── DATA FOR THE TASK ──
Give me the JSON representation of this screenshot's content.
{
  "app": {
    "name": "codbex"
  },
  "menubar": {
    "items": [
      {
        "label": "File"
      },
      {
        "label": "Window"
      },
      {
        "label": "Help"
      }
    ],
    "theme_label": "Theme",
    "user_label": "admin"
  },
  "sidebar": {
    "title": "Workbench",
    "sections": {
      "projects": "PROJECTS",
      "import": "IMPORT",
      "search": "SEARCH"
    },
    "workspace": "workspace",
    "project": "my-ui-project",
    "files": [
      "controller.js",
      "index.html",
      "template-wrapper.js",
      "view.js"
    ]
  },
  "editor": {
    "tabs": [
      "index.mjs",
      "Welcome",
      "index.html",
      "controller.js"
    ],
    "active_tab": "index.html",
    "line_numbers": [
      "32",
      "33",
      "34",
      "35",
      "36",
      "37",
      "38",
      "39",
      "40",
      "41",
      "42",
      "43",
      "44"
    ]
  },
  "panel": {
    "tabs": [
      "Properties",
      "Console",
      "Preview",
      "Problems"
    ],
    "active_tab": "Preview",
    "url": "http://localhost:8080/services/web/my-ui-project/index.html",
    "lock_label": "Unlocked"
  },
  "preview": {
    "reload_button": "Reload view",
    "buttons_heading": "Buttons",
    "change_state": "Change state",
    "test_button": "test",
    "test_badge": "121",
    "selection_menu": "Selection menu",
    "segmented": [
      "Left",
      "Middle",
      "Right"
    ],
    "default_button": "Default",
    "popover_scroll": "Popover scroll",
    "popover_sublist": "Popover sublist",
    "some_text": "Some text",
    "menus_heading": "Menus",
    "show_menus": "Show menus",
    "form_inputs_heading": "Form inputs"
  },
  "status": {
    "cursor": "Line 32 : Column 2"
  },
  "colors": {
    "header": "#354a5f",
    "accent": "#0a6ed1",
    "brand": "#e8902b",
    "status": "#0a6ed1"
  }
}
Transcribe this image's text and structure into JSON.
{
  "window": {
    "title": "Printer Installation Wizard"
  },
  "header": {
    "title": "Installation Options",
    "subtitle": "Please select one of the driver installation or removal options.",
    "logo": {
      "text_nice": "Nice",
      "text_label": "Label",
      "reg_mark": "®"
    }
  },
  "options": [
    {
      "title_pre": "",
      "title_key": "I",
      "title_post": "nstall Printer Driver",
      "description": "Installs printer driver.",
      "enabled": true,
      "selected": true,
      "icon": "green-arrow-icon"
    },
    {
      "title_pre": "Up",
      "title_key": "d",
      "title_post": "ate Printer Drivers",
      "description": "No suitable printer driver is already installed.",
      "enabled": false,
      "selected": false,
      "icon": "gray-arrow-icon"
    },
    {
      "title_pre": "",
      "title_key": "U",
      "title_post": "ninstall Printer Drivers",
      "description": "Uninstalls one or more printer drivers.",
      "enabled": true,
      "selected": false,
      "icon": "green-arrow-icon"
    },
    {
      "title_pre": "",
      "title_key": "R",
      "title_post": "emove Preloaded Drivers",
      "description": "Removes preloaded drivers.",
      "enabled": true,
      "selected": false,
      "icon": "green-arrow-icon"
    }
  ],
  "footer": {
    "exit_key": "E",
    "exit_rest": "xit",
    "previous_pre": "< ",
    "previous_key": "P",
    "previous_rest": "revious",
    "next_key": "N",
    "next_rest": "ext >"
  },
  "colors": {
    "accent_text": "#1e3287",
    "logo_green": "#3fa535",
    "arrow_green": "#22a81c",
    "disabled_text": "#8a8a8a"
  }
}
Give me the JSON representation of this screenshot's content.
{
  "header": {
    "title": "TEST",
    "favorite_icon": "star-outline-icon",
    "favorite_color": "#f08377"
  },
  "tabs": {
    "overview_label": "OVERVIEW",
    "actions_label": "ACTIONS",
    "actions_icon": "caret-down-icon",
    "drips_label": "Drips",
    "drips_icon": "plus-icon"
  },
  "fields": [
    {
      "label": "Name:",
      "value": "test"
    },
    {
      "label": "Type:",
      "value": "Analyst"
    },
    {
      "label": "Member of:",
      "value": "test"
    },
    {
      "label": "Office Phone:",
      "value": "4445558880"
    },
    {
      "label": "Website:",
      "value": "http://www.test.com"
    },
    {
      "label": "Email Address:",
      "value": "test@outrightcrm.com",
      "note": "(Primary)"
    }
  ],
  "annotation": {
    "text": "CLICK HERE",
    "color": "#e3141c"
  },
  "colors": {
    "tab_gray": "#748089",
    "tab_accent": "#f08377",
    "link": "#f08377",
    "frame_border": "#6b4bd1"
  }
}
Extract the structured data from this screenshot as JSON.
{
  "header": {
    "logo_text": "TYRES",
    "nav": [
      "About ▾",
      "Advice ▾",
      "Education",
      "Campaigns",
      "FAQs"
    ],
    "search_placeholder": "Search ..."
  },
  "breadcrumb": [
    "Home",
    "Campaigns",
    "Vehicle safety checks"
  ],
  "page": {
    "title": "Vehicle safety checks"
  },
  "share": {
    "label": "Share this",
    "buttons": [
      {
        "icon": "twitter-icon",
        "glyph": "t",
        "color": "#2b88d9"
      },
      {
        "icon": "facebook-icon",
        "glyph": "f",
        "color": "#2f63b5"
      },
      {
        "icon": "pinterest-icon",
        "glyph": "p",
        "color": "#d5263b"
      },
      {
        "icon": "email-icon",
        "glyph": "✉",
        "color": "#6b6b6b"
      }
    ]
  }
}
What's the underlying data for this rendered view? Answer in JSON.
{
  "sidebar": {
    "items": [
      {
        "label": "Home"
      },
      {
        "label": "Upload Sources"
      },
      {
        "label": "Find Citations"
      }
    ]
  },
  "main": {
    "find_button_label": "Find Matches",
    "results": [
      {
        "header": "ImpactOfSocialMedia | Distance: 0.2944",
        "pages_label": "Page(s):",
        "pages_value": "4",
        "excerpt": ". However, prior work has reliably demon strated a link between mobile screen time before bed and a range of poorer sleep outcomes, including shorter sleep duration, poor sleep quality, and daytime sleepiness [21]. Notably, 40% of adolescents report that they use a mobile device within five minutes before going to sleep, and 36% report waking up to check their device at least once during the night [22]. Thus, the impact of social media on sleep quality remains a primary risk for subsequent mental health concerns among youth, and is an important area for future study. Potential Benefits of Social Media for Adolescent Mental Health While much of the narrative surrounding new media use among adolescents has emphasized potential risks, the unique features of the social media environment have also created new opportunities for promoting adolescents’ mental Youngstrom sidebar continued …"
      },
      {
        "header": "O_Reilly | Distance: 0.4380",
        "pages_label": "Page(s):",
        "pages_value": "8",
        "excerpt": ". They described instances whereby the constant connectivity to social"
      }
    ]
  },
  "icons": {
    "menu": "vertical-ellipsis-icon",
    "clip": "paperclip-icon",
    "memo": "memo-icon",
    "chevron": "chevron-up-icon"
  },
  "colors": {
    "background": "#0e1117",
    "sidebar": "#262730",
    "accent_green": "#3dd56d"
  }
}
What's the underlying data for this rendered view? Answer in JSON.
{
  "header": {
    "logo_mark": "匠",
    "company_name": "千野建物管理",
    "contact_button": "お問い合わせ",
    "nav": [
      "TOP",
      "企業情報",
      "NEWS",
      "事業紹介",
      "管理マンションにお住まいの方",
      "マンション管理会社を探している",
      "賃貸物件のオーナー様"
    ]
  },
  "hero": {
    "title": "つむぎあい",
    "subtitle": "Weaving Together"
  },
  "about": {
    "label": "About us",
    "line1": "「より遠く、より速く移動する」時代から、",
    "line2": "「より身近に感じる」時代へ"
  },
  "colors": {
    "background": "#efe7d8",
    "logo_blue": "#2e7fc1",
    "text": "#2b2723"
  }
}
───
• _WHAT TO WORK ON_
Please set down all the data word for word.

• _EXPECTED ANSWER_
Give me the JSON representation of this screenshot's content.
{
  "app": {
    "name": "codbex"
  },
  "menubar": {
    "items": [
      {
        "label": "File"
      },
      {
        "label": "Window"
      },
      {
        "label": "Help"
      }
    ],
    "theme_label": "Theme",
    "user_label": "admin"
  },
  "sidebar": {
    "title": "Workbench",
    "sections": {
      "projects": "PROJECTS",
      "import": "IMPORT",
      "search": "SEARCH"
    },
    "workspace": "workspace",
    "project": "my-ui-project",
    "files": [
      "controller.js",
      "index.html",
      "template-wrapper.js",
      "view.js"
    ]
  },
  "editor": {
    "tabs": [
      "index.mjs",
      "Welcome",
      "index.html",
      "controller.js"
    ],
    "active_tab": "index.html",
    "line_numbers": [
      "32",
      "33",
      "34",
      "35",
      "36",
      "37",
      "38",
      "39",
      "40",
      "41",
      "42",
      "43",
      "44"
    ]
  },
  "panel": {
    "tabs": [
      "Properties",
      "Console",
      "Preview",
      "Problems"
    ],
    "active_tab": "Preview",
    "url": "http://localhost:8080/services/web/my-ui-project/index.html",
    "lock_label": "Unlocked"
  },
  "preview": {
    "reload_button": "Reload view",
    "buttons_heading": "Buttons",
    "change_state": "Change state",
    "test_button": "test",
    "test_badge": "121",
    "selection_menu": "Selection menu",
    "segmented": [
      "Left",
      "Middle",
      "Right"
    ],
    "default_button": "Default",
    "popover_scroll": "Popover scroll",
    "popover_sublist": "Popover sublist",
    "some_text": "Some text",
    "menus_heading": "Menus",
    "show_menus": "Show menus",
    "form_inputs_heading": "Form inputs"
  },
  "status": {
    "cursor": "Line 32 : Column 2"
  },
  "colors": {
    "header": "#354a5f",
    "accent": "#0a6ed1",
    "brand": "#e8902b",
    "status": "#0a6ed1"
  }
}
Transcribe this image's text and structure into JSON.
{
  "window": {
    "title": "Printer Installation Wizard"
  },
  "header": {
    "title": "Installation Options",
    "subtitle": "Please select one of the driver installation or removal options.",
    "logo": {
      "text_nice": "Nice",
      "text_label": "Label",
      "reg_mark": "®"
    }
  },
  "options": [
    {
      "title_pre": "",
      "title_key": "I",
      "title_post": "nstall Printer Driver",
      "description": "Installs printer driver.",
      "enabled": true,
      "selected": true,
      "icon": "green-arrow-icon"
    },
    {
      "title_pre": "Up",
      "title_key": "d",
      "title_post": "ate Printer Drivers",
      "description": "No suitable printer driver is already installed.",
      "enabled": false,
      "selected": false,
      "icon": "gray-arrow-icon"
    },
    {
      "title_pre": "",
      "title_key": "U",
      "title_post": "ninstall Printer Drivers",
      "description": "Uninstalls one or more printer drivers.",
      "enabled": true,
      "selected": false,
      "icon": "green-arrow-icon"
    },
    {
      "title_pre": "",
      "title_key": "R",
      "title_post": "emove Preloaded Drivers",
      "description": "Removes preloaded drivers.",
      "enabled": true,
      "selected": false,
      "icon": "green-arrow-icon"
    }
  ],
  "footer": {
    "exit_key": "E",
    "exit_rest": "xit",
    "previous_pre": "< ",
    "previous_key": "P",
    "previous_rest": "revious",
    "next_key": "N",
    "next_rest": "ext >"
  },
  "colors": {
    "accent_text": "#1e3287",
    "logo_green": "#3fa535",
    "arrow_green": "#22a81c",
    "disabled_text": "#8a8a8a"
  }
}
Give me the JSON representation of this screenshot's content.
{
  "header": {
    "title": "TEST",
    "favorite_icon": "star-outline-icon",
    "favorite_color": "#f08377"
  },
  "tabs": {
    "overview_label": "OVERVIEW",
    "actions_label": "ACTIONS",
    "actions_icon": "caret-down-icon",
    "drips_label": "Drips",
    "drips_icon": "plus-icon"
  },
  "fields": [
    {
      "label": "Name:",
      "value": "test"
    },
    {
      "label": "Type:",
      "value": "Analyst"
    },
    {
      "label": "Member of:",
      "value": "test"
    },
    {
      "label": "Office Phone:",
      "value": "4445558880"
    },
    {
      "label": "Website:",
      "value": "http://www.test.com"
    },
    {
      "label": "Email Address:",
      "value": "test@outrightcrm.com",
      "note": "(Primary)"
    }
  ],
  "annotation": {
    "text": "CLICK HERE",
    "color": "#e3141c"
  },
  "colors": {
    "tab_gray": "#748089",
    "tab_accent": "#f08377",
    "link": "#f08377",
    "frame_border": "#6b4bd1"
  }
}
Extract the structured data from this screenshot as JSON.
{
  "header": {
    "logo_text": "TYRES",
    "nav": [
      "About ▾",
      "Advice ▾",
      "Education",
      "Campaigns",
      "FAQs"
    ],
    "search_placeholder": "Search ..."
  },
  "breadcrumb": [
    "Home",
    "Campaigns",
    "Vehicle safety checks"
  ],
  "page": {
    "title": "Vehicle safety checks"
  },
  "share": {
    "label": "Share this",
    "buttons": [
      {
        "icon": "twitter-icon",
        "glyph": "t",
        "color": "#2b88d9"
      },
      {
        "icon": "facebook-icon",
        "glyph": "f",
        "color": "#2f63b5"
      },
      {
        "icon": "pinterest-icon",
        "glyph": "p",
        "color": "#d5263b"
      },
      {
        "icon": "email-icon",
        "glyph": "✉",
        "color": "#6b6b6b"
      }
    ]
  }
}
What's the underlying data for this rendered view? Answer in JSON.
{
  "sidebar": {
    "items": [
      {
        "label": "Home"
      },
      {
        "label": "Upload Sources"
      },
      {
        "label": "Find Citations"
      }
    ]
  },
  "main": {
    "find_button_label": "Find Matches",
    "results": [
      {
        "header": "ImpactOfSocialMedia | Distance: 0.2944",
        "pages_label": "Page(s):",
        "pages_value": "4",
        "excerpt": ". However, prior work has reliably demon strated a link between mobile screen time before bed and a range of poorer sleep outcomes, including shorter sleep duration, poor sleep quality, and daytime sleepiness [21]. Notably, 40% of adolescents report that they use a mobile device within five minutes before going to sleep, and 36% report waking up to check their device at least once during the night [22]. Thus, the impact of social media on sleep quality remains a primary risk for subsequent mental health concerns among youth, and is an important area for future study. Potential Benefits of Social Media for Adolescent Mental Health While much of the narrative surrounding new media use among adolescents has emphasized potential risks, the unique features of the social media environment have also created new opportunities for promoting adolescents’ mental Youngstrom sidebar continued …"
      },
      {
        "header": "O_Reilly | Distance: 0.4380",
        "pages_label": "Page(s):",
        "pages_value": "8",
        "excerpt": ". They described instances whereby the constant connectivity to social"
      }
    ]
  },
  "icons": {
    "menu": "vertical-ellipsis-icon",
    "clip": "paperclip-icon",
    "memo": "memo-icon",
    "chevron": "chevron-up-icon"
  },
  "colors": {
    "background": "#0e1117",
    "sidebar": "#262730",
    "accent_green": "#3dd56d"
  }
}
What's the underlying data for this rendered view? Answer in JSON.
{
  "header": {
    "logo_mark": "匠",
    "company_name": "千野建物管理",
    "contact_button": "お問い合わせ",
    "nav": [
      "TOP",
      "企業情報",
      "NEWS",
      "事業紹介",
      "管理マンションにお住まいの方",
      "マンション管理会社を探している",
      "賃貸物件のオーナー様"
    ]
  },
  "hero": {
    "title": "つむぎあい",
    "subtitle": "Weaving Together"
  },
  "about": {
    "label": "About us",
    "line1": "「より遠く、より速く移動する」時代から、",
    "line2": "「より身近に感じる」時代へ"
  },
  "colors": {
    "background": "#efe7d8",
    "logo_blue": "#2e7fc1",
    "text": "#2b2723"
  }
}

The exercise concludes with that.